*** Opening MATERIAL PROVIDED ***

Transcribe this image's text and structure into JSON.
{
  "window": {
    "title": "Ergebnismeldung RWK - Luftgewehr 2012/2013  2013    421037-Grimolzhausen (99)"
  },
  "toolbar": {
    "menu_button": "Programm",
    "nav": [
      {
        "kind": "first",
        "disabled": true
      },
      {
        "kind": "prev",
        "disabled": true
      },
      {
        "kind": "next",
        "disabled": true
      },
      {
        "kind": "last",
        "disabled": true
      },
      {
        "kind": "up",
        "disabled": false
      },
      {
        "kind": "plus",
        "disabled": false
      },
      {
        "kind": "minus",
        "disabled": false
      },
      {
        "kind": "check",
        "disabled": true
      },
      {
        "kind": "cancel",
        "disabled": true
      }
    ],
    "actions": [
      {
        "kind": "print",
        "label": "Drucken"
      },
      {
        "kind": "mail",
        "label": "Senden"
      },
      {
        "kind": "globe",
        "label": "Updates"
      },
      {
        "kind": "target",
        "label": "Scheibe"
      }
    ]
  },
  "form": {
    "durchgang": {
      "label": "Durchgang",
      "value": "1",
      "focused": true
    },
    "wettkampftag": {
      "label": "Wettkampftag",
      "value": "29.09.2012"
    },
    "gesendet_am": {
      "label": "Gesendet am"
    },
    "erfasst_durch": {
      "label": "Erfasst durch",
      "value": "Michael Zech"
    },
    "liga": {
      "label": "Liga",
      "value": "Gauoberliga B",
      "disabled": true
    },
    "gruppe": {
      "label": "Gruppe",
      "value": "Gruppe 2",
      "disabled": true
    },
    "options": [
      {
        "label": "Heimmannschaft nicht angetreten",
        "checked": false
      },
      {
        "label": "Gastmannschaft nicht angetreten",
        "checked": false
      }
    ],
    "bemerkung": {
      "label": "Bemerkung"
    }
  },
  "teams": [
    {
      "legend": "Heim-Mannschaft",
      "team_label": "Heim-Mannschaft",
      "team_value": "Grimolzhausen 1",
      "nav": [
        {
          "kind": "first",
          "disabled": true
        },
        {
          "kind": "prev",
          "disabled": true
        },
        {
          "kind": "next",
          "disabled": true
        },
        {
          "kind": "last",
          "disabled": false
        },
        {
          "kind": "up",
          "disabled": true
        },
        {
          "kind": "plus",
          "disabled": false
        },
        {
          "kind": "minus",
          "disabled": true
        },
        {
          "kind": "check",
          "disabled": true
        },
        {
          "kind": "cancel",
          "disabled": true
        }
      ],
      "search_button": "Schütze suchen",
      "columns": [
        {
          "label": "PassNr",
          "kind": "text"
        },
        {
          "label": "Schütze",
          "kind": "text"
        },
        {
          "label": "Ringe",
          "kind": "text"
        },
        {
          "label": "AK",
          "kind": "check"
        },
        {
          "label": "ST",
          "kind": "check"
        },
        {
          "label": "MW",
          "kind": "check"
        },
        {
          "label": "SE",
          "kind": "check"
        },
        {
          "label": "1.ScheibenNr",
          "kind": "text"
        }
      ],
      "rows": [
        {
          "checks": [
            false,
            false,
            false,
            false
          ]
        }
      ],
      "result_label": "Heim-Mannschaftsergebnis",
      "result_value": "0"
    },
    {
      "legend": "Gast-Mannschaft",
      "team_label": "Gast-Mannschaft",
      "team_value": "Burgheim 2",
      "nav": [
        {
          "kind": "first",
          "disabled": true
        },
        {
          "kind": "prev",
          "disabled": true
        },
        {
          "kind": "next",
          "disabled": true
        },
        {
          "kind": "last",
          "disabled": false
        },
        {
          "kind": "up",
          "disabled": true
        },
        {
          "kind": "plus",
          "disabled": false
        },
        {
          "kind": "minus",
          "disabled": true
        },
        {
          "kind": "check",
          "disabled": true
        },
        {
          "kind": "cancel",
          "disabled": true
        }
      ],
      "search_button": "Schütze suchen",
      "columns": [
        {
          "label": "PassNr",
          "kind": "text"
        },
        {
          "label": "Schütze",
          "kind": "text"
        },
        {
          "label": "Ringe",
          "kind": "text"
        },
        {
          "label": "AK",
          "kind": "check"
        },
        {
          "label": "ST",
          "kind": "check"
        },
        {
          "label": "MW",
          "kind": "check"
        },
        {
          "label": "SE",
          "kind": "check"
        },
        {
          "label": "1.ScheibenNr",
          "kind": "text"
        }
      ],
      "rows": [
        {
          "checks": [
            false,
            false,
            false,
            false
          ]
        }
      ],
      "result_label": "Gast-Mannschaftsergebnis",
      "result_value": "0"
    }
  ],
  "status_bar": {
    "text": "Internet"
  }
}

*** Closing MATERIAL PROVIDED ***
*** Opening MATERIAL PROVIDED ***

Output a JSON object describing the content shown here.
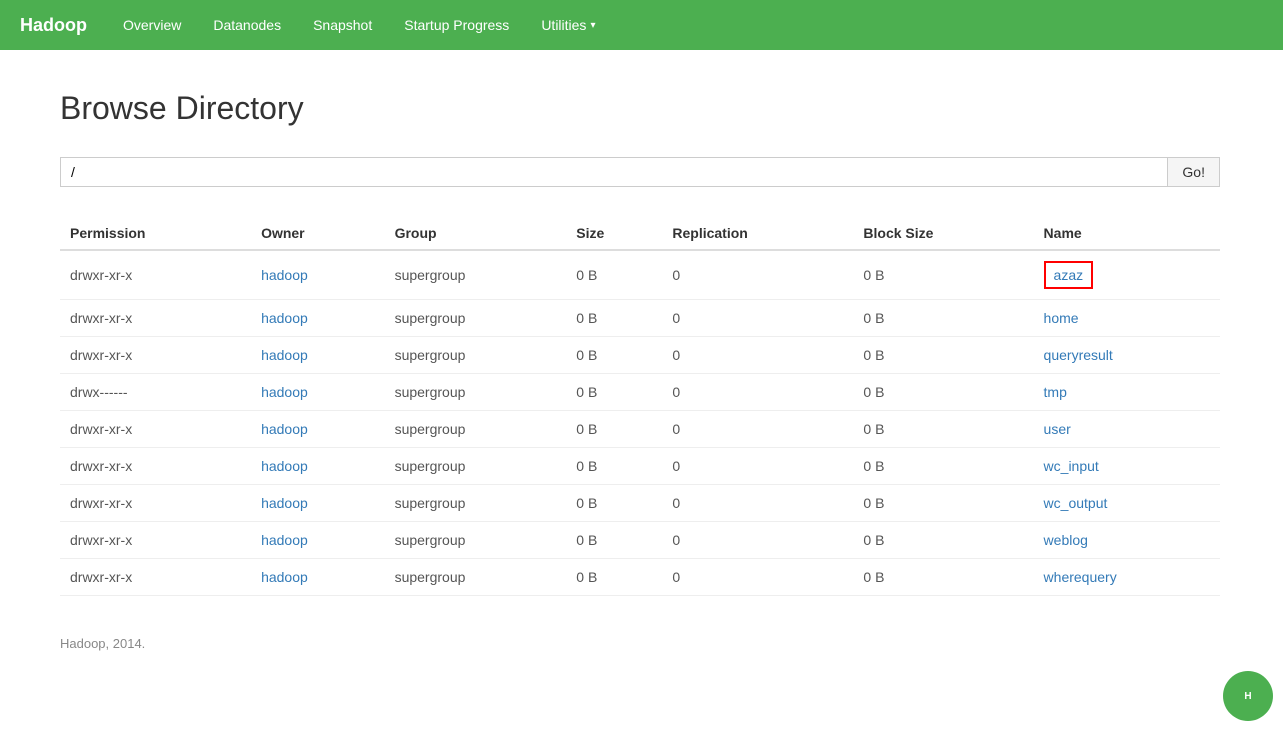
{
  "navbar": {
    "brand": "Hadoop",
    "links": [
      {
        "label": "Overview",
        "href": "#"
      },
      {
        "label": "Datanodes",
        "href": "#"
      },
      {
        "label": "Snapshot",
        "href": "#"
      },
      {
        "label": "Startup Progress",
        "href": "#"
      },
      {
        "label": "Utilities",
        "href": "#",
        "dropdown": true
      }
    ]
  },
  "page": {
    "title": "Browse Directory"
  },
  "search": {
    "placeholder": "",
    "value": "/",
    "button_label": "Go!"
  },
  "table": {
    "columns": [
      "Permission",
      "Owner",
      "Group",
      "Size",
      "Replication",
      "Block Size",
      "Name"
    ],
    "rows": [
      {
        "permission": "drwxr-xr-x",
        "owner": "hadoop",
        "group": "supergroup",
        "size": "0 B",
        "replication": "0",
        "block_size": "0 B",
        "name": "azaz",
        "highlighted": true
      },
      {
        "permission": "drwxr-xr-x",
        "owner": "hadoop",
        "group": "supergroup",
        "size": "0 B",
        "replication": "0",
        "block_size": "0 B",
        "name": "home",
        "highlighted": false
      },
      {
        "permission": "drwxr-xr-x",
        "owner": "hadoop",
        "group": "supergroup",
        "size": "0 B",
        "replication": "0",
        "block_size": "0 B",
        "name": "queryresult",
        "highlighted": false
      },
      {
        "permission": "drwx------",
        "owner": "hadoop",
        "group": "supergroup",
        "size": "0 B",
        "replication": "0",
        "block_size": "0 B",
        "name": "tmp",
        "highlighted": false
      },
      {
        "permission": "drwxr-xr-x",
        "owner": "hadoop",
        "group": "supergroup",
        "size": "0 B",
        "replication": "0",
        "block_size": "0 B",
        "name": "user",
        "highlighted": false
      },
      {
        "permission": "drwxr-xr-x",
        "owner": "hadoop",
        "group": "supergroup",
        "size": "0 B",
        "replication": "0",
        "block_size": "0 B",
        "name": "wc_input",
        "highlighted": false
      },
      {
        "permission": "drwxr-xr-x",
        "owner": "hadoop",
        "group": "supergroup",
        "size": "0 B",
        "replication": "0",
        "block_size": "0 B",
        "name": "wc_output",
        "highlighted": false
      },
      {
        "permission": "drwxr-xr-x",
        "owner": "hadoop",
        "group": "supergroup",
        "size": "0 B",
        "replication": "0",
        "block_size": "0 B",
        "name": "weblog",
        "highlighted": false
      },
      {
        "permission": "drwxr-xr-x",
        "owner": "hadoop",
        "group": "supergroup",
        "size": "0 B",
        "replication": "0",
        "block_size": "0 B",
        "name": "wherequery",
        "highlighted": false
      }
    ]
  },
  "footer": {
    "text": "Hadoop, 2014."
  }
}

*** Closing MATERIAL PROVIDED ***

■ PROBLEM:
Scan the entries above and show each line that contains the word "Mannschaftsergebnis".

■ ANSWER TO THIS PROBLEM:
      "result_label": "Heim-Mannschaftsergebnis",
      "result_label": "Gast-Mannschaftsergebnis",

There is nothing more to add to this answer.